Bush said Mukasey also "does not want an uninformed opinion to be taken by our professional interrogators in the field as placing them in legal jeopardy." Nor does he want to "give the terrorists a window into which techniques we may use and which ones we may not use" -- information that Bush said "could help them train their operatives to resist questioning and withhold vital information we need to stop attacks and save lives."
Bush noted that Congress last year approved a law that allows the CIA to continue a program he put in place to question key terrorist operatives and leaders.
"The procedures used in this program are safe, they are lawful, and they are necessary," he said to applause from the supportive audience. He said that "senior leaders" of the House and Senate from both political parties have been briefed on the program's details. He did not identify them.
"It's wrong for congressional leaders to make Judge Mukasey's confirmation dependent on his willingness to go on the record about the details of a classified program he has not been briefed on," Bush said. "If the Senate Judiciary Committee were to block Judge Mukasey on these grounds, they would set a new standard for confirmation that could not be met by any responsible nominee for attorney general. And that would guarantee that America would have no attorney general during this time of war."
After chastising the Democratic-controlled Congress on several other issues, Bush drew his biggest round of applause from the conservative foundation when he blasted liberal antiwar organizations.
"When it comes to funding our troops, some in Washington should spend more time responding to the warnings of terrorists like Osama bin Laden and the requests of our commanders on the ground and less time responding to the demands of MoveOn.org bloggers and Code Pink protesters," Bush said.
Senate Democrats, meanwhile, issued statements explaining decisions to oppose Mukasey's nomination, which initially had appeared likely to sail through the Senate. Bush named the former judge after his longtime confidant, Alberto R. Gonzales, resigned amid widespread complaints about his stewardship of the Justice Department and his testimony before Congress about such matters as the firing last year of nine federal prosecutors.
"Judge Mukasey's refusal to classify the barbaric practice of waterboarding as torture waves a red flag about his nomination to serve an administration that has adhered to the Cheney doctrine on executive power and torture," Sen. John F. Kerry (D-Mass.) said in a statement today.

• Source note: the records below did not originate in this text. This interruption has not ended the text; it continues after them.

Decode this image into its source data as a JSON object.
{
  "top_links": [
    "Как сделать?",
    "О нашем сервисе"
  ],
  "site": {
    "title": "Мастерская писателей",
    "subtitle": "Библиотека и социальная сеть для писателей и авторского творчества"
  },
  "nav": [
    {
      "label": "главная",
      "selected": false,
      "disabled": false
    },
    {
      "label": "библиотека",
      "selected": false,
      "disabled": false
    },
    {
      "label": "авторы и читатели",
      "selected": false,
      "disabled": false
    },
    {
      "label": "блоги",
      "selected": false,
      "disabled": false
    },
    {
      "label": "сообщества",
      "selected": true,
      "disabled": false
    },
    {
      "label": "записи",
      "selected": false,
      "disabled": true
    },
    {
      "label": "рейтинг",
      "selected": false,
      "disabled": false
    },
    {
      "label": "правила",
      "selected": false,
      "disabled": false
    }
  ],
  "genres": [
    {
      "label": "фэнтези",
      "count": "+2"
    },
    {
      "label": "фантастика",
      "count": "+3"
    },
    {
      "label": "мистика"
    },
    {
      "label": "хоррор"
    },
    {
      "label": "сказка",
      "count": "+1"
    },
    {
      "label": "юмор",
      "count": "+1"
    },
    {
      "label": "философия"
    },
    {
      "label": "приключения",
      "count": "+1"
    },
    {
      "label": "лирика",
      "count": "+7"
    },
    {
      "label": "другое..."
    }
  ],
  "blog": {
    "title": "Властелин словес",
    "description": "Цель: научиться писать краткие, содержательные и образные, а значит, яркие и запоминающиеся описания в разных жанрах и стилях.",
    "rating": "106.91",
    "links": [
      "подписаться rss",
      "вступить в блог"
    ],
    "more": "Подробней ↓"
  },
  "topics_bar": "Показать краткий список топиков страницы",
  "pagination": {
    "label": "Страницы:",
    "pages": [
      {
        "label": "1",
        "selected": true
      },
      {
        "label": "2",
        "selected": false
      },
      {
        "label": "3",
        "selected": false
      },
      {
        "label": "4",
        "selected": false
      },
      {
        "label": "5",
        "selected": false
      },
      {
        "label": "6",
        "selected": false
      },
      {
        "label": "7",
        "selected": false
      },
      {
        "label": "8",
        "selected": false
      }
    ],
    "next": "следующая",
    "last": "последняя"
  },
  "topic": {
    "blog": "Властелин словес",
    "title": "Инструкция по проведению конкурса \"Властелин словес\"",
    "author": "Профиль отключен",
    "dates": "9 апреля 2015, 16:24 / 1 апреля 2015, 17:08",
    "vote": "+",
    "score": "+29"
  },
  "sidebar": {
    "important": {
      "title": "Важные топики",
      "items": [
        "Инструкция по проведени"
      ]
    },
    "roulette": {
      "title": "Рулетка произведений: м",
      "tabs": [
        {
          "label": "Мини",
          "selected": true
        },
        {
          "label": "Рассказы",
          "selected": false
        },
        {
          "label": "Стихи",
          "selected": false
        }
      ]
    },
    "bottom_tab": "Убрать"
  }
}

"Many of us wanted to believe that Judge Mukasey could undo the damage of the Gonzales years," Kerry said. "Unfortunately his lack of candor and his refusal to acknowledge this abuse of power suggest he is unable or unwilling to do so, and this is why I will be opposing Judge Mukasey's nomination to be the next attorney general of the United States."
Kennedy said in a floor statement that he had hoped to support Mukasey's nomination but found him evasive and noncommittal on waterboarding and other issues related to torture. He also compared Mukasey's testimony to that given by Gonzales, who came under fire from Democrats for frequently refusing to answer questions or claiming he could not remember key details.
"Judge Mukasey's answers to our questions on torture remind me of nothing so much as the responses to the Senate on these issues by Attorney General Gonzales," Kennedy said. He said Mukasey "may have dressed up his responses in more skilled legal rhetoric, but the difference between his answers and those of Mr. Gonzales is disappointingly small."
Democratic Sens. Joseph R. Biden (Del.), Richard J. Durbin (Ill.) and Sheldon Whitehouse (R.I.) have also come out against the nomination, leaving six Democrats on the Judiciary panel undecided. Kerry is not a member of the committee.